The main treatment for thyroid cancer is surgery. This is aided by radioactive iodine. Occasionally, external beam radiotherapy and hormone therapy can be considered, but usually this is for advanced disease. Prognosis is excellent, with over 90% chance of cure. Even in cases of distant metastatic spread (which is rare), there is a good chance of disease control. Thyroid cancer can recur at any point in life; therefore long-term follow up is important. Prognosis remains good, even for recurrent disease. The exception is the anaplastic type of thyroid cancer, which is incurable and has a mean survival expectation of few months.

All patients who have been diagnosed with thyroid cancer will be discussed at a multidisciplinary team meeting (MDT).


Surgery is the first line treatment for thyroid cancer. Occasionally (i.e. in cases of Thy3f) surgery can be both diagnostic as well as therapeutic. You may have only one of the two lobes taken out  – this is called a lobectomy or hemithyroidectomy. If all the thyroid gland is removed, the procedure is called total thyroidectomy. Following the procedure, the pathologist examines the specimen under the microscope.

The operation is carried out under general anaesthetic. Your Head and Neck Surgeon will cut the skin at the front of your neck, using a suitable skin crease. He will then identify your thyroid gland and remove either half of it (hemithyroidectomy or lobectomy) or all of it (total thyroidectomy), depending on the size and type of the cancer. The procedure is carried out using an intraoperative nerve monitor, to ensure protection of the recurrent laryngeal nerve – a nerve that is extremely useful for your speech and breathing. Following removal of your thyroid gland, your Head and Neck surgeon will suture the wound – the cosmetic result is usually excellent. If you have a hemithyroidectomy, you may be able to go home the same day. In cases of a total thyroidectomy, you may need to stay in the hospital for 24-48h, and this is mainly due to the need to monitor your calcium levels.

Possible complications

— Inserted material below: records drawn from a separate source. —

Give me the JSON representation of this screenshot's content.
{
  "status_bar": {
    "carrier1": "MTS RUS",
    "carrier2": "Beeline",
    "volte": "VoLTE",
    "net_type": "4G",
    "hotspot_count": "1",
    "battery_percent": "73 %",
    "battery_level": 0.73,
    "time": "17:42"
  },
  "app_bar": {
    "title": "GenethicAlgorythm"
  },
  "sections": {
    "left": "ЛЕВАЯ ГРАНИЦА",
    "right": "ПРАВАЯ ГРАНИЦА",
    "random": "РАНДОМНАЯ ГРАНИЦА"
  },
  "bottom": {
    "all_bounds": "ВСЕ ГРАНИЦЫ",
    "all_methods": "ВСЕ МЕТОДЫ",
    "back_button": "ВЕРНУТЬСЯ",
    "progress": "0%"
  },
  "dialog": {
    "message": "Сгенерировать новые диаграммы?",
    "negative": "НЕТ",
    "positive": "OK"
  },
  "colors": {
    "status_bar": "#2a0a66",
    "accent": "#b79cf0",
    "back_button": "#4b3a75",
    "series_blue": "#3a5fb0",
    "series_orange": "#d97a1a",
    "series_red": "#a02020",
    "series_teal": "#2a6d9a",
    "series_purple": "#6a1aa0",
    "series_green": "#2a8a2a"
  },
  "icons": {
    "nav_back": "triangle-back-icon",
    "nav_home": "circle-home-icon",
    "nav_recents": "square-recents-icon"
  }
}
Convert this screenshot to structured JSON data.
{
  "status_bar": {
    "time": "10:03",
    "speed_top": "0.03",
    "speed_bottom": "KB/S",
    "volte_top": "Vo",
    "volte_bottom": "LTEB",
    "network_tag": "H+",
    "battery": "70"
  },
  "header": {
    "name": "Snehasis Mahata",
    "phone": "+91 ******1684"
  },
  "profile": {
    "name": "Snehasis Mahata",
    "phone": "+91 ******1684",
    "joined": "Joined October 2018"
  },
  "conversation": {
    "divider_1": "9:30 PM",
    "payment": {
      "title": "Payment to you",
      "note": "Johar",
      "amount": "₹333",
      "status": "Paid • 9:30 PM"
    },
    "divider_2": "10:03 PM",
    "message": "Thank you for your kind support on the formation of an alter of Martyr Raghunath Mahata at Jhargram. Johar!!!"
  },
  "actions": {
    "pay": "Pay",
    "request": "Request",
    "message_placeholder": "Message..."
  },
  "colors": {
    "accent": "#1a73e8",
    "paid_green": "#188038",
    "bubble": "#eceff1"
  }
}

Like any other surgical procedure, the thyroidectomy has potential risks. Your Head and Neck surgeon will discuss these risks prior to your surgery, so that you can make an informed decision, weighing the potential benefits of having the procedure versus the risks. The most common complications are:

  • Bruising of the recurrent laryngeal nerve: Every effort is made to preserve this nerve intact. However, occasional temporary bruising can occur, and this results in your voice to sound weaker. It improves and resolves with time.
  • Pain
  • Bleeding
  • Infection
  • Damage to the parathyroid glands: Your parathyroid glands control the levels of Calcium in your bloodstream. There are usually 4 of these glands. In cases of total thyroidectomy, damage or removal of these glands means you may require calcium supplements, but this is usually only for a short time.
  • Following total thyroidectomy, you will need thyroid replacement therapy (thyroxine)

Radioactive iodine therapy

This treatment consists of swallowing a radioactive iodine capsule and the iodine is taken up by the thyroid gland. Radioiodine is used with differentiated thyroid cancer (papillary and follicular). The small dose of radiation is concentrated in the cancer thyroid cells and destroys them.

Follow-up and monitoring

You will be followed-up and monitored both by your endocrinologist and by your H&N surgeon. One important blood test that you may have is measuring your thyroglobulin. This is a protein that is produced both by normal thyroid cells and thyroid cancer cells (papillary and follicular). After surgery and radioiodine treatment, the thyroglobulin level is usually very low. If the amount of thyroglobulin in the blood is found high, this is a sign of disease relapse, and more treatment might be needed. Thyroglobulin is measured at least once a year.